To Be or Not to Be (1942). 99 minutes. Directed by Ernst Lubitsch. Starring Carole Lombard (as Maria Tura), Jack Benny (as Joseph Tura), Robert Stack (as Lt. Stanislav Sobinski), Felix Bressart (as Greenberg), Lionel Atwill (as Rawich), Stanley Ridges (as Professor Alexander Siletsky), Sig Ruman (as Col. Erhardt), Tom Dugan (as Bronski), Charles Halton (as Dubosh), and Henry Victor (as Capt. Schultz).
In To Be or Not to Be, Jack Benny plays Joseph Tura, a Polish actor in Nazi-occupied Warsaw who thinks highly of himself even though few others do. At one point, disguised as a Gestapo agent to further the Polish cause, he asks the German Col. Erhardt if he has heard of this actor Joseph Tura, apparently fishing for compliments even while conducting dangerous espionage. Col. Erhardt, to Tura’s surprise, has heard of the actor. “Oh yes,”the Nazi says, “I saw him in Hamlet once. What he did to Shakespeare we are doing now to Poland.”… Read the rest

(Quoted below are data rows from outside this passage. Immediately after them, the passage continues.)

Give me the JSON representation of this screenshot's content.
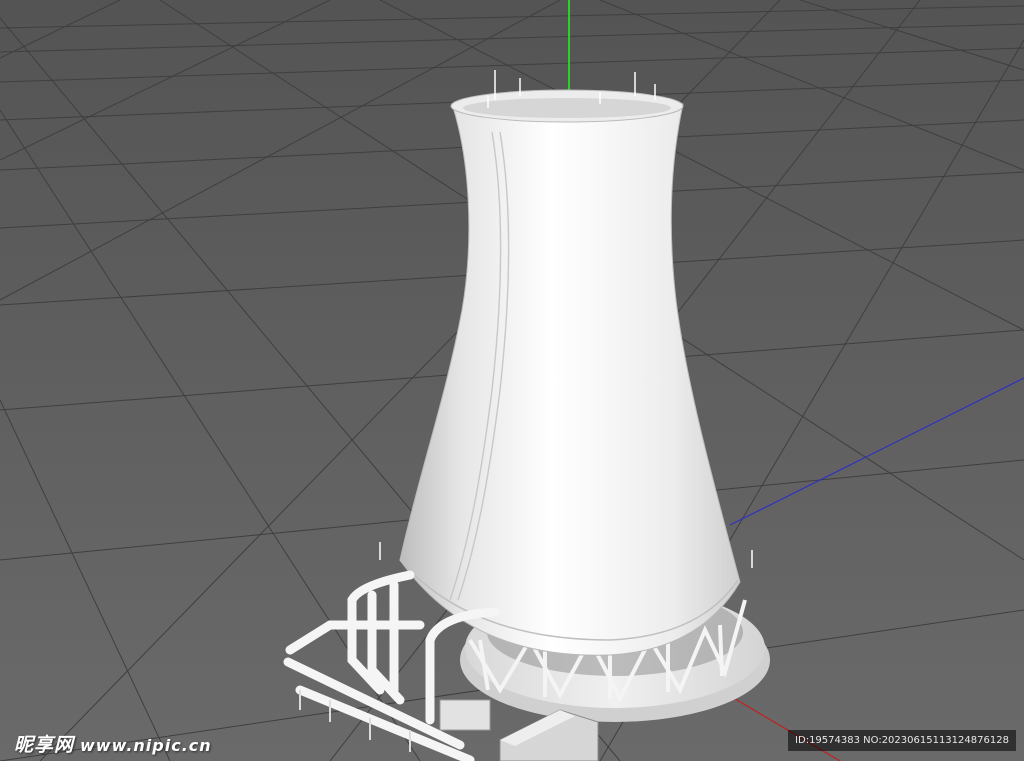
{
  "viewport": {
    "background_color": "#5d5d5d",
    "grid_color": "#404040",
    "model_color": "#f2f2f2",
    "axis_colors": {
      "y": "#2bd02b",
      "x": "#c02020",
      "z": "#3030c0"
    }
  },
  "watermark": {
    "site_name": "昵享网",
    "site_url": "www.nipic.cn",
    "image_id": "ID:19574383 NO:20230615113124876128"
  }
}
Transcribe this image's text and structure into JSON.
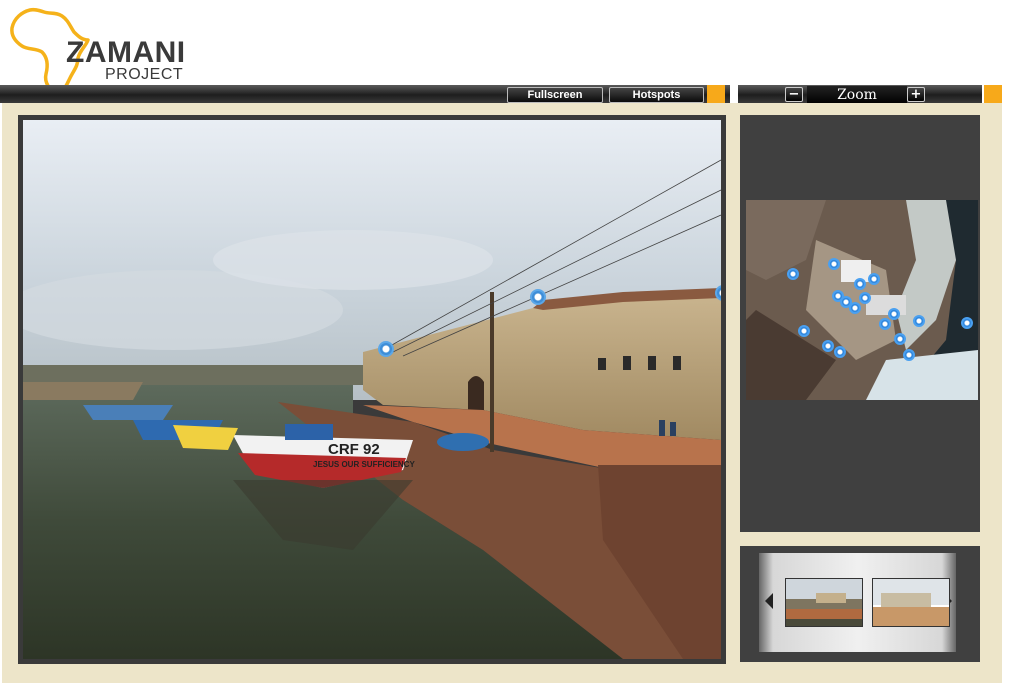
{
  "logo": {
    "title": "ZAMANI",
    "subtitle": "PROJECT"
  },
  "toolbar": {
    "fullscreen_label": "Fullscreen",
    "hotspots_label": "Hotspots",
    "zoom_label": "Zoom",
    "zoom_minus": "−",
    "zoom_plus": "+"
  },
  "panorama": {
    "boat_text_1": "CRF 92",
    "boat_text_2": "JESUS OUR SUFFICIENCY"
  },
  "map": {
    "hotspot_count": 21
  },
  "thumbnails": {
    "count": 2,
    "prev_icon": "left-arrow-icon",
    "next_icon": "right-arrow-icon"
  },
  "colors": {
    "accent_orange": "#f7a91a",
    "frame_cream": "#ede5c9",
    "panel_dark": "#404040",
    "hotspot_blue": "#3e8ed8"
  }
}
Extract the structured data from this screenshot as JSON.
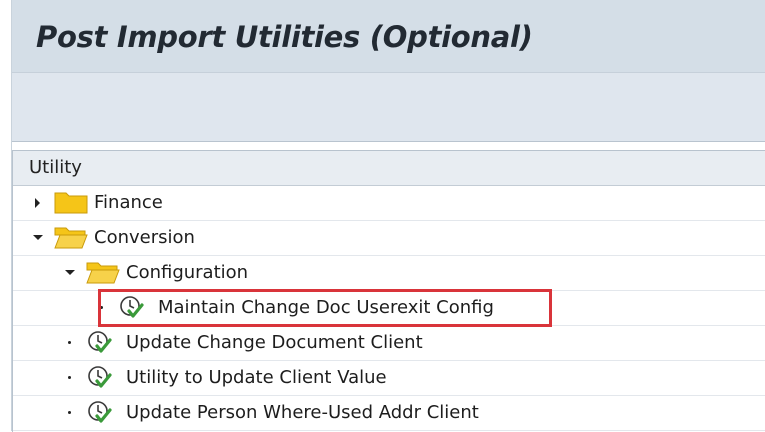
{
  "window": {
    "title": "Post Import Utilities (Optional)"
  },
  "tree": {
    "column_header": "Utility",
    "nodes": [
      {
        "label": "Finance",
        "icon": "folder-closed-icon",
        "expander": "collapsed"
      },
      {
        "label": "Conversion",
        "icon": "folder-open-icon",
        "expander": "expanded"
      },
      {
        "label": "Configuration",
        "icon": "folder-open-icon",
        "expander": "expanded"
      },
      {
        "label": "Maintain Change Doc Userexit Config",
        "icon": "execute-clock-icon",
        "expander": "leaf",
        "highlighted": true
      },
      {
        "label": "Update Change Document Client",
        "icon": "execute-clock-icon",
        "expander": "leaf"
      },
      {
        "label": "Utility to Update Client Value",
        "icon": "execute-clock-icon",
        "expander": "leaf"
      },
      {
        "label": "Update Person Where-Used Addr Client",
        "icon": "execute-clock-icon",
        "expander": "leaf"
      }
    ]
  },
  "colors": {
    "title_bar": "#d4dee7",
    "toolbar": "#dfe6ee",
    "folder": "#f5c518",
    "highlight": "#d9343a",
    "execute_icon_green": "#3a9a3a"
  }
}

Stranger on the Third Floor (1940). 64 minutes. Directed by Boris Ingster. Starring Peter Lorre (as the Stranger), John McGuire (as Michael Ward), Margaret Tallichet (as Jane), Charles Halton (as Albert Meng), and Elisha Cook, Jr. (as Joe Briggs).
Stranger on the Third Floor is a noir curiosity from 1940, cited by many as the first entry in the genre’s classic period, which spanned roughly from 1940 to 1959. I would say that it stars Peter Lorre, except that he barely appears or even talks in the movie until three quarters have elapsed—and yet Lorre was such an impressive actor at the time that he received top billing nevertheless.
Lorre is the reason to see this movie. He plays the weird and enigmatic Stranger, a curious fellow whom protagonist Michael Ward suspects of murdering a neighbor. Lorre’s early silent appearances as the Stranger—lurking on the front stoop of Ward’s building, peeking out of a door on Ward’s apartment landing, peering … Read the rest